Emily Leary Chesnes, assistant director of Precollege and Undergraduate Education at the APA, said, “APA has supported the teaching of high school psychology for several decades, and the APA/Clark University Workshop has become our flagship annual event for psychology teachers. We are very pleased to partner with Clark University and the American Psychological Foundation on this important event, and remain grateful to Dr. Lee Gurel for his generous support.”
“We are delighted to host this important psychology workshop on our
campus. It helps bridge a critical gap between high school and college psychology coursework,” said Associate Provost and Dean of Research Nancy Budwig.
Workshop participants attended lectures on sensation and perception, the learning sciences and adolescent sleep patterns. They visited professor’s research laboratories and Clark’s archive to learn more about the history of Psychology.
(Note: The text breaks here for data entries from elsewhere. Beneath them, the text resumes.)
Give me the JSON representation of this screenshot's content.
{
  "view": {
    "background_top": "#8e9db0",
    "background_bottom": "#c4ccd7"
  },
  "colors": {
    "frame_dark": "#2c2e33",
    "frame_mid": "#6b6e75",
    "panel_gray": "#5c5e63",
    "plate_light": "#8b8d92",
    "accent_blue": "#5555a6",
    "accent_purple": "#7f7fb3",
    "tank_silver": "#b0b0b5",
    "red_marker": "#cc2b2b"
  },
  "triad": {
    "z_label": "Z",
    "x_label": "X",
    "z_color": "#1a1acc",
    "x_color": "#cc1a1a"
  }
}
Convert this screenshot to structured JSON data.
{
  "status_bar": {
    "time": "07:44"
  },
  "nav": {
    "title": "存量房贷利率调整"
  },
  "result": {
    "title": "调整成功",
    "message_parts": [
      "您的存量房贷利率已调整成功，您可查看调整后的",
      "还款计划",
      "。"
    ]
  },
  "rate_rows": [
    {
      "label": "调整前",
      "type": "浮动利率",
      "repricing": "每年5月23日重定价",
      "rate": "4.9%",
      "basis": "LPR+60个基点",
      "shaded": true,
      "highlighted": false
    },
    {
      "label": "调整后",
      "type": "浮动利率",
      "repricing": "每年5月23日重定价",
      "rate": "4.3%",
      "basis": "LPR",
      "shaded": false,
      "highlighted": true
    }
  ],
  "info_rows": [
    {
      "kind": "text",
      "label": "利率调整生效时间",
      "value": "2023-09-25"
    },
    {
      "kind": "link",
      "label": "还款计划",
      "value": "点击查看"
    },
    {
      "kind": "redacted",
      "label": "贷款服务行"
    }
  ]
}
The workshop also provided the opportunity for teacher working sessions with seasoned high school teachers of Psychology to design activities that engage high school students in inquiry based learning about psychology.
The idea for a workshop for high-school teachers grew from the vision and generosity of Clark alumnus Dr. Lee Gurel, who studied psychology at Clark and was granted a bachelor’s degree in 1948.
"Psychology is central to our lives," said Dr. Gurel. "And if taught at the secondary school level, this subject can get at issues that are essential—and often neglected—in our culture."
Clark University played a prominent role in the development of psychology as a distinguished discipline in the United States, and was the birthplace of the APA in 1892.